▸ **Your instructions**
Track down every line below that holds "color" and copy it.

Component data from apps and pages
..........

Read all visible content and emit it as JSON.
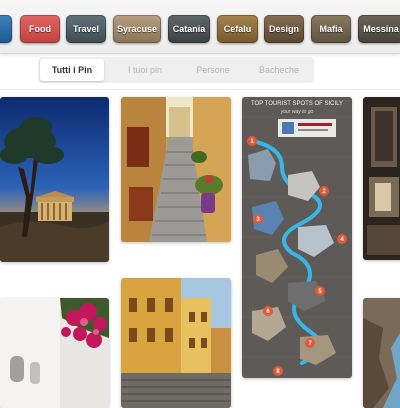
{
  "categories": [
    {
      "label": "",
      "color": "#2a6aa4"
    },
    {
      "label": "Food",
      "color": "#d45050"
    },
    {
      "label": "Travel",
      "color": "#4e6068"
    },
    {
      "label": "Syracuse",
      "color": "#a08b6c"
    },
    {
      "label": "Catania",
      "color": "#4d5356"
    },
    {
      "label": "Cefalu",
      "color": "#8f6c3c"
    },
    {
      "label": "Design",
      "color": "#6f5b42"
    },
    {
      "label": "Mafia",
      "color": "#75674f"
    },
    {
      "label": "Messina",
      "color": "#5a544a"
    }
  ],
  "tabs": [
    {
      "label": "Tutti i Pin",
      "active": true
    },
    {
      "label": "I tuoi pin",
      "active": false
    },
    {
      "label": "Persone",
      "active": false
    },
    {
      "label": "Bacheche",
      "active": false
    }
  ],
  "infographic": {
    "title": "TOP TOURIST SPOTS OF SICILY",
    "subtitle": "your way to go",
    "numbers": [
      "1",
      "2",
      "3",
      "4",
      "5",
      "6",
      "7",
      "8"
    ]
  }
}
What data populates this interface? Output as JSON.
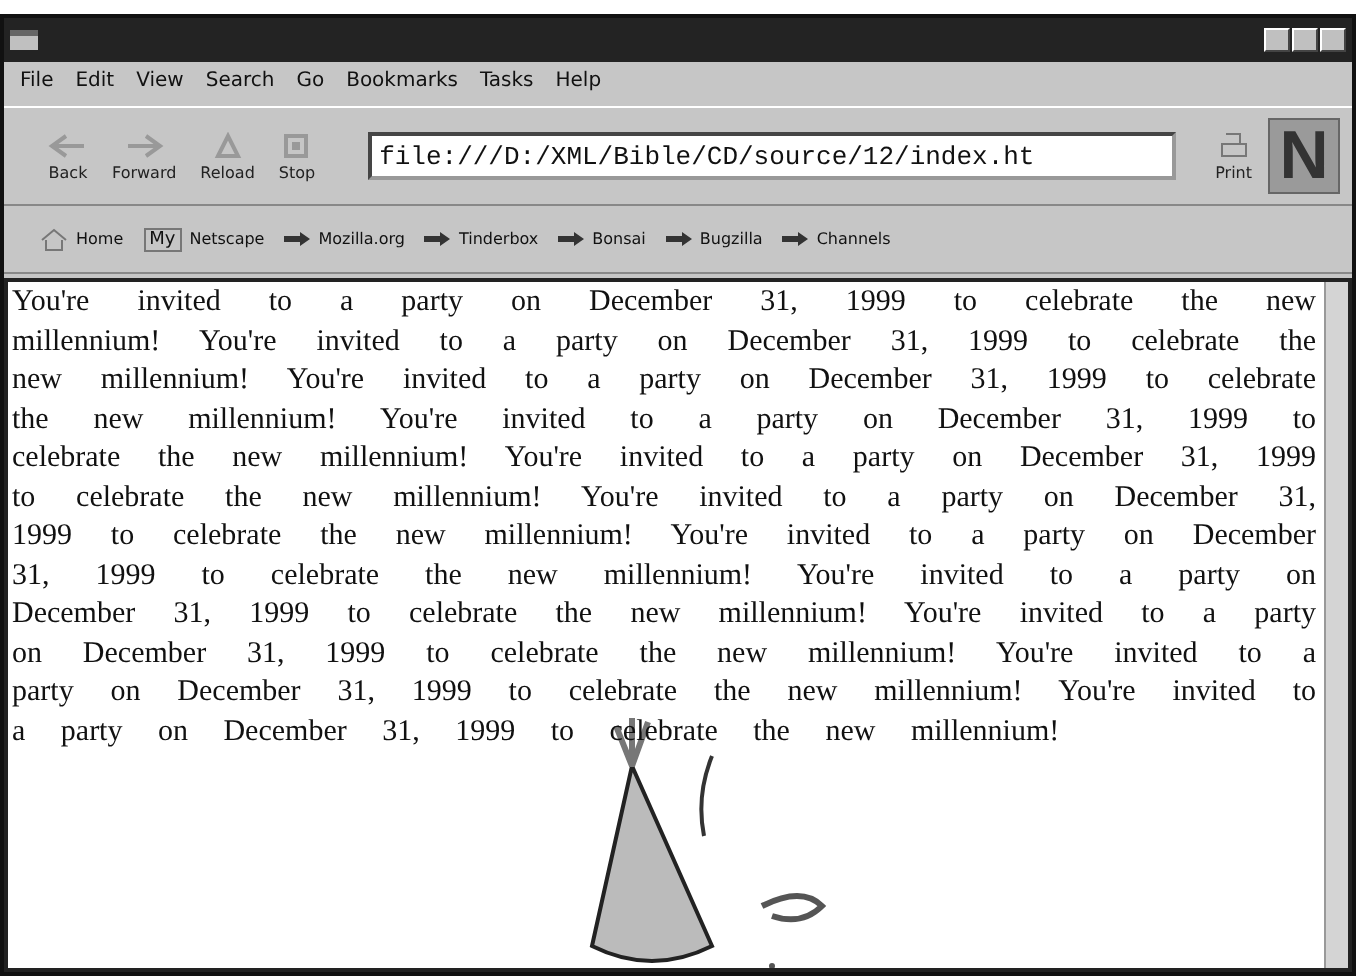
{
  "menu": [
    "File",
    "Edit",
    "View",
    "Search",
    "Go",
    "Bookmarks",
    "Tasks",
    "Help"
  ],
  "nav_buttons": [
    {
      "kind": "back",
      "label": "Back"
    },
    {
      "kind": "forward",
      "label": "Forward"
    },
    {
      "kind": "reload",
      "label": "Reload"
    },
    {
      "kind": "stop",
      "label": "Stop"
    }
  ],
  "address": "file:///D:/XML/Bible/CD/source/12/index.ht",
  "print_button": "Print",
  "logo": "N",
  "personal_toolbar": [
    {
      "kind": "home",
      "label": "Home"
    },
    {
      "kind": "my",
      "icon_text": "My",
      "label": "Netscape"
    },
    {
      "kind": "link",
      "label": "Mozilla.org"
    },
    {
      "kind": "link",
      "label": "Tinderbox"
    },
    {
      "kind": "link",
      "label": "Bonsai"
    },
    {
      "kind": "link",
      "label": "Bugzilla"
    },
    {
      "kind": "link",
      "label": "Channels"
    }
  ],
  "content": {
    "paragraph": "You're invited to a party on December 31, 1999 to celebrate the new millennium! You're invited to a party on December 31, 1999 to celebrate the new millennium! You're invited to a party on December 31, 1999 to celebrate the new millennium! You're invited to a party on December 31, 1999 to celebrate the new millennium! You're invited to a party on December 31, 1999 to celebrate the new millennium! You're invited to a party on December 31, 1999 to celebrate the new millennium! You're invited to a party on December 31, 1999 to celebrate the new millennium! You're invited to a party on December 31, 1999 to celebrate the new millennium! You're invited to a party on December 31, 1999 to celebrate the new millennium! You're invited to a party on December 31, 1999 to celebrate the new millennium! You're invited to a party on December 31, 1999 to celebrate the new millennium!"
  }
}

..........

▸ **Response to this task**
      "color": "#2a6aa4"
      "color": "#d45050"
      "color": "#4e6068"
      "color": "#a08b6c"
      "color": "#4d5356"
      "color": "#8f6c3c"
      "color": "#6f5b42"
      "color": "#75674f"
      "color": "#5a544a"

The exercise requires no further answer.